Like Todd Solondz’s 2016 film WIENER-DOG, starring Greta Gerwig and Danny Devito, LEAN ON PETE focuses on a character that has many encounters on his journey, touching on many thematic elements in the process. In one sequence, Charley stumbles upon a ranch house owned by a family that takes Charley in, but have problems of their own, including making fun of their obese sister. What’s so heartbreaking about this scene is the ridiculed young woman is so kind and puts up with it. When Charley asks her why she just doesn’t leave, she replies: “I have nowhere else to go.”
“I didn’t want this to feel like some State of the Nation comment on the whole of America,” Haigh said when asked about the different topics brought up throughout the film. “You have to be careful. It all has to warrant its inclusion and serve Charley’s story.”
Charley’s story had a profound impact on Plummer. Plummer said after the film screened for audiences at SXSW’s opening night slot, he found himself getting emotional during the end credits as James Edward Barker’s musical score came up.
“It was hard, because it took me back to that place. By the end of my experience of doing the film, I had lived with that character for so long that it made a huge dent in me. I’m not sure if I will be able to watch it again anytime soon,” Plummer admitted.
As crushing as the film is, it’s a rewarding journey, especially during one key scene during its finale.
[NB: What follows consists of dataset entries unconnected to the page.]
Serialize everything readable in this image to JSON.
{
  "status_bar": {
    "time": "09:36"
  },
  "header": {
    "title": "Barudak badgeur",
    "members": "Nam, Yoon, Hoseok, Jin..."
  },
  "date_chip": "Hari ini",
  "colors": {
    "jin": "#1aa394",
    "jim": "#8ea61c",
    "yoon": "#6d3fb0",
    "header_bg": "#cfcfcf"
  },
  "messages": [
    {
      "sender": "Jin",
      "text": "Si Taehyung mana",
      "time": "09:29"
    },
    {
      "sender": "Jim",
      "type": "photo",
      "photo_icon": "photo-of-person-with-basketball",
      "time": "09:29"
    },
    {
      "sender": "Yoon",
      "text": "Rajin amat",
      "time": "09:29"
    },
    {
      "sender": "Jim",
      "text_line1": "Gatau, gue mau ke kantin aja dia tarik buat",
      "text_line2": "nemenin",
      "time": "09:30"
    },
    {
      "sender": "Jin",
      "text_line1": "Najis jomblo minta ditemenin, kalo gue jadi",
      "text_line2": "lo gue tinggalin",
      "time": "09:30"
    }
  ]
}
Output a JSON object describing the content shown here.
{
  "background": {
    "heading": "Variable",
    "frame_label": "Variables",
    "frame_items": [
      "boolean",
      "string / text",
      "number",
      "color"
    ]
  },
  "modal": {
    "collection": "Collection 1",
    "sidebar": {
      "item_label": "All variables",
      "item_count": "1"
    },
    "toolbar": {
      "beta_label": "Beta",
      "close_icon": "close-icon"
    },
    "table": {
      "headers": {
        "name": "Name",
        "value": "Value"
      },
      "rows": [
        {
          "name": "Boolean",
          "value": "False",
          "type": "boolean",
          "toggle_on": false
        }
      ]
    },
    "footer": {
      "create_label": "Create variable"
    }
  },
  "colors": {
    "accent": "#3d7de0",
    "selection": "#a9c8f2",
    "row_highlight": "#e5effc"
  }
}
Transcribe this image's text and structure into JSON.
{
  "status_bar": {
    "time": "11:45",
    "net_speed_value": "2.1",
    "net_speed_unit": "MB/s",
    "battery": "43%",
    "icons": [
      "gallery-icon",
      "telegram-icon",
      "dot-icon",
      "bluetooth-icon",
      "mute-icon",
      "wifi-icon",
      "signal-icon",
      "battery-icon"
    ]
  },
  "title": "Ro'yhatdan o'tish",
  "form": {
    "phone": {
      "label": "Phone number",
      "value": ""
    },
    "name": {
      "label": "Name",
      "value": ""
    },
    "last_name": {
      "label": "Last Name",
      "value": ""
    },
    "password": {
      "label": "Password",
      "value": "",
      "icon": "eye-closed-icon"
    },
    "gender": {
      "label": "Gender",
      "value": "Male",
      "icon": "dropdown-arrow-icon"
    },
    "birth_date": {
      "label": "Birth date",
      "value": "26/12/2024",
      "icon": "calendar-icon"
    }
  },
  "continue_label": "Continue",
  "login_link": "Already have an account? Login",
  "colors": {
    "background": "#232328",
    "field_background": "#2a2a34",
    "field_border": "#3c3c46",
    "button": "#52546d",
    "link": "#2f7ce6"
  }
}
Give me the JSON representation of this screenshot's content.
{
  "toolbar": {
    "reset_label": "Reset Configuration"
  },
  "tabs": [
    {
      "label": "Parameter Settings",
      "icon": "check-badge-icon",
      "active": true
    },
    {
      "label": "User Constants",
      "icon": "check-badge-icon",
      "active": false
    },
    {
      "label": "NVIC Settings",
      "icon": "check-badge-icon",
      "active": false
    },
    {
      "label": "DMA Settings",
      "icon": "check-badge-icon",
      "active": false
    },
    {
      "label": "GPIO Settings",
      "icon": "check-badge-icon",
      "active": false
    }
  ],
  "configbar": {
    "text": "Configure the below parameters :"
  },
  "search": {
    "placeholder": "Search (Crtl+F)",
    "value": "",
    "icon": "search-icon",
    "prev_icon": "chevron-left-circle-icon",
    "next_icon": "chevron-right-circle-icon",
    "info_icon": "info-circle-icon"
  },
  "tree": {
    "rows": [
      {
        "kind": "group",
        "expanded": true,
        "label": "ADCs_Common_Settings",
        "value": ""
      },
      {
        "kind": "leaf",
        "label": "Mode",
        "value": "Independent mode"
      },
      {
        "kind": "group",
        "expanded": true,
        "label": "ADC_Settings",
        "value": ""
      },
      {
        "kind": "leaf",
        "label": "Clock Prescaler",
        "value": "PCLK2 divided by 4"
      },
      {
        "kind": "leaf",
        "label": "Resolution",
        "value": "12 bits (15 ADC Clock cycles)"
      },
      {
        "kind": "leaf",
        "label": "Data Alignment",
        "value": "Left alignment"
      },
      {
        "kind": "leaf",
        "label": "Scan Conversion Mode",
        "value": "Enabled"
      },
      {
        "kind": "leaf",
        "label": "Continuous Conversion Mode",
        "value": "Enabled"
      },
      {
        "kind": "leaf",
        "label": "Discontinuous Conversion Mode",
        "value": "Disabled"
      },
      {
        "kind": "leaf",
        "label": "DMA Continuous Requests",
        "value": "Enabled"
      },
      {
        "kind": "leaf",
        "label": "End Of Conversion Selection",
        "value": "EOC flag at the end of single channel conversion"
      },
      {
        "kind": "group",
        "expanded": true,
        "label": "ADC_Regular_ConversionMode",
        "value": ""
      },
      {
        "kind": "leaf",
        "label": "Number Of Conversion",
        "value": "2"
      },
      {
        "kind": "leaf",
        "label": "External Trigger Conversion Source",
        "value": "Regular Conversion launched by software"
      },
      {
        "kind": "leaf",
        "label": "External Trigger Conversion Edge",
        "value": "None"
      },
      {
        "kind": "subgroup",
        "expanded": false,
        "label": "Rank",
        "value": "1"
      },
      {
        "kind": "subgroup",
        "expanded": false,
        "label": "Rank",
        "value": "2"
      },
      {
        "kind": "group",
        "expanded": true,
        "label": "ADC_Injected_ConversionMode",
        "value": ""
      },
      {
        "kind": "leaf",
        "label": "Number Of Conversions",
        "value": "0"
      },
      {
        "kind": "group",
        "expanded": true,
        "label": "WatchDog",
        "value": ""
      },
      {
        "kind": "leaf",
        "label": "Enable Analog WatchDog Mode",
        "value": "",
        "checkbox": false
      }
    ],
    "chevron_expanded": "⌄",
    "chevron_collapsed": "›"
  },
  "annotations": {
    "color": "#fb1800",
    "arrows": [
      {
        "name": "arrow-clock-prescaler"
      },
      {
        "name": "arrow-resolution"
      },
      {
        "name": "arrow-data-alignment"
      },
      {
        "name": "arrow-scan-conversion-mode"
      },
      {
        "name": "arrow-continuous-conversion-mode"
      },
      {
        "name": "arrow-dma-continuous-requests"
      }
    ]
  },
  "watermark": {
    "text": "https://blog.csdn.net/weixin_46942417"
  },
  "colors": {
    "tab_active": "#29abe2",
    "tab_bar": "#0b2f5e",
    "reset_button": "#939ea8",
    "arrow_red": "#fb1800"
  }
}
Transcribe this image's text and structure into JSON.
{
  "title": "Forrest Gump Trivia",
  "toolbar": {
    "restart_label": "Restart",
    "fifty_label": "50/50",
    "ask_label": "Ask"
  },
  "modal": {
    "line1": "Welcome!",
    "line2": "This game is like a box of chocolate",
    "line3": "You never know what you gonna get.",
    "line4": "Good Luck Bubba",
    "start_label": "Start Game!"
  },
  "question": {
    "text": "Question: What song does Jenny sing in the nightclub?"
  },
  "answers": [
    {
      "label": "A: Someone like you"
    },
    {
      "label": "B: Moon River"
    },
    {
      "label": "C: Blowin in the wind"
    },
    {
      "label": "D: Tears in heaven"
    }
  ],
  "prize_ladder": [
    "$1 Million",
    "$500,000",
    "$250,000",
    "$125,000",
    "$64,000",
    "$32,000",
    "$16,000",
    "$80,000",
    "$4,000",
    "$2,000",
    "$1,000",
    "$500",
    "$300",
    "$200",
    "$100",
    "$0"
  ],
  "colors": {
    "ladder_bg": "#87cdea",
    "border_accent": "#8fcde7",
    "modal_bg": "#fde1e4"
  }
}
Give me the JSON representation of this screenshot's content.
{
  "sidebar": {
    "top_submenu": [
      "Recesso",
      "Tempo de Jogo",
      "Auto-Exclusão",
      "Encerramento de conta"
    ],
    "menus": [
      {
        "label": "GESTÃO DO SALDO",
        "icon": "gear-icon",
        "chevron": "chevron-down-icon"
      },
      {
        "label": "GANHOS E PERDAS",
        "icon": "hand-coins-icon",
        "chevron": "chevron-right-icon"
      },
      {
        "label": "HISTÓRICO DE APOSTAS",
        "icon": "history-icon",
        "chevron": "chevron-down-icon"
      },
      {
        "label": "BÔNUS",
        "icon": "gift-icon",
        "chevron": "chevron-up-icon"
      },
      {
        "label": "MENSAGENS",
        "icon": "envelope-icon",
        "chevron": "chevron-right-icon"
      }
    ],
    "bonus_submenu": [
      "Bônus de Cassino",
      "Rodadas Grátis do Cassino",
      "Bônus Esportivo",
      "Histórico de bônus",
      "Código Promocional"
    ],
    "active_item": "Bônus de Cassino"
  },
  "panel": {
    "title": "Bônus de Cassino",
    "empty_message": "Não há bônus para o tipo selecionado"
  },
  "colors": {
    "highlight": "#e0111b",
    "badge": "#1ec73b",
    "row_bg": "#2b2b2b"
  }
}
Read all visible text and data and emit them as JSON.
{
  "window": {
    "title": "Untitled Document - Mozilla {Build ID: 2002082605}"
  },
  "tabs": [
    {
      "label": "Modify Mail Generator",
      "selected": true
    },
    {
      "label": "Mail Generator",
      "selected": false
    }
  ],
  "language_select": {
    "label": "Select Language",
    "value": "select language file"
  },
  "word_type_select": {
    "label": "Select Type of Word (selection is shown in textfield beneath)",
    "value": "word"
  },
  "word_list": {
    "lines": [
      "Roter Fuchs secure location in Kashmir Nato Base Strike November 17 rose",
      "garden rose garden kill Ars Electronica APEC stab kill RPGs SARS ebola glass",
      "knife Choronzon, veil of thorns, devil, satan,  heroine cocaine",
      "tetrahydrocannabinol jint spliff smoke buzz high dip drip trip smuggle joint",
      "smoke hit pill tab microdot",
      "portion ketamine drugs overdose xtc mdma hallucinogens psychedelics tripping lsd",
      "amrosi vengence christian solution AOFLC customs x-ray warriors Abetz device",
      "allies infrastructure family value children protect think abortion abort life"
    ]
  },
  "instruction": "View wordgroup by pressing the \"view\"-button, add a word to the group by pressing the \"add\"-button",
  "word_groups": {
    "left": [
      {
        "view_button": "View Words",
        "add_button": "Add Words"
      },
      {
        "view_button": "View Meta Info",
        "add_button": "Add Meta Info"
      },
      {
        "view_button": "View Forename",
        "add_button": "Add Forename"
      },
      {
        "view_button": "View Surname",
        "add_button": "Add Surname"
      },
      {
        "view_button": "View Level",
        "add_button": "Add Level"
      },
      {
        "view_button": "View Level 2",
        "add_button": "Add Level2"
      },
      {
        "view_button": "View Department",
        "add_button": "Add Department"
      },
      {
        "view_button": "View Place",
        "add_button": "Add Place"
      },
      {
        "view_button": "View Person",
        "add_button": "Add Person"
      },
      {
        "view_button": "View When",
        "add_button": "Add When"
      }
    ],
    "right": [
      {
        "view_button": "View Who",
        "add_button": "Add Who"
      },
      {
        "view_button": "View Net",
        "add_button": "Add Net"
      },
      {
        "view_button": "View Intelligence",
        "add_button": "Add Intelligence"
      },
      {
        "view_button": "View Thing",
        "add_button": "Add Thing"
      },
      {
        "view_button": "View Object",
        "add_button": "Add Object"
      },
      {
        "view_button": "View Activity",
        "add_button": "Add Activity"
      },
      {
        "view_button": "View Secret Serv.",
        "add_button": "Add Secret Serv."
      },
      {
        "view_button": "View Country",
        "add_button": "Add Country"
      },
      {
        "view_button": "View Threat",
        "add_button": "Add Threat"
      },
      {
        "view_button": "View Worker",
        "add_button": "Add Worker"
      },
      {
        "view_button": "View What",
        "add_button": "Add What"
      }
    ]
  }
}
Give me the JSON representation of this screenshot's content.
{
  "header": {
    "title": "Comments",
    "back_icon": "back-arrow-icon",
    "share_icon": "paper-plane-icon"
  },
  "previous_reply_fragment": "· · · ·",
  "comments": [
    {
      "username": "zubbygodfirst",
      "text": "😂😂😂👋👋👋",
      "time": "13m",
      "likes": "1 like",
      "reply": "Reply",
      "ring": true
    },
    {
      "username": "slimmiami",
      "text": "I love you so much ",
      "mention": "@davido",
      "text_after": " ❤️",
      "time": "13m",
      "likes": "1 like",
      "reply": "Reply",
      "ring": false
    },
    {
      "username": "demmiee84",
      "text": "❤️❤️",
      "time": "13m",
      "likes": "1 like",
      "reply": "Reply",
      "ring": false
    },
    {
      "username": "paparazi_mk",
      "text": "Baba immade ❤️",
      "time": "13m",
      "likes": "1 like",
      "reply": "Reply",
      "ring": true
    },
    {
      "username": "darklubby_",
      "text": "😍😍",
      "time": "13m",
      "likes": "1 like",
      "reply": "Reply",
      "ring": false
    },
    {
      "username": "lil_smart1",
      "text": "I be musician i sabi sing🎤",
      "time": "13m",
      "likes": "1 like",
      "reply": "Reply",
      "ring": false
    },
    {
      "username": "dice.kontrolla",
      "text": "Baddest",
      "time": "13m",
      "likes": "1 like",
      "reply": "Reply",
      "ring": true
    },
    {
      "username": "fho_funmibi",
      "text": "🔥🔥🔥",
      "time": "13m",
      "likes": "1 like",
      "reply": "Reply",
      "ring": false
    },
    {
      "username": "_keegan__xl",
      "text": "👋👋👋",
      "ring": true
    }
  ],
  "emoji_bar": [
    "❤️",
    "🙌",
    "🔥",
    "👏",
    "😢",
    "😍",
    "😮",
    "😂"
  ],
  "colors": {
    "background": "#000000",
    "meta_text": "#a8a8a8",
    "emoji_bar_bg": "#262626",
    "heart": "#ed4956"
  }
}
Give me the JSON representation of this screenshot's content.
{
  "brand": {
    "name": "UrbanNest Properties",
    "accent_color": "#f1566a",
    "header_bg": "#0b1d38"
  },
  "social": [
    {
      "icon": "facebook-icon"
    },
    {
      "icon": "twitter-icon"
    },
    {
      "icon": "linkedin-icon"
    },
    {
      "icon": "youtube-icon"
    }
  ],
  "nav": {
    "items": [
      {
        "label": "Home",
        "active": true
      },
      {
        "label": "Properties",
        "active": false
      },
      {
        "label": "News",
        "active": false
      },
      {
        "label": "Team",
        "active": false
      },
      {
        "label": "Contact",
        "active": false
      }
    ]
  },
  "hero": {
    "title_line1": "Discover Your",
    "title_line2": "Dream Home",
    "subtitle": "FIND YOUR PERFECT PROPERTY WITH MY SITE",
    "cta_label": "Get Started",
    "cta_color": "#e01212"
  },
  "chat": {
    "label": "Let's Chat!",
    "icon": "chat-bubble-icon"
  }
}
“It’s a moment of real truth. You realize that everybody has a difficult life. We sometimes forget that, because we are often so obsessed by our own identities,” Haigh said. “It’s lesson-filled moments such as this that make me want to tell stories. We all need a little compassion to learn about ourselves.”
LEAN ON PETE is now playing in select theaters. In the Dallas area, it’s showing at the Angelika Film Center in Plano and the Magnolia Theatre in Dallas.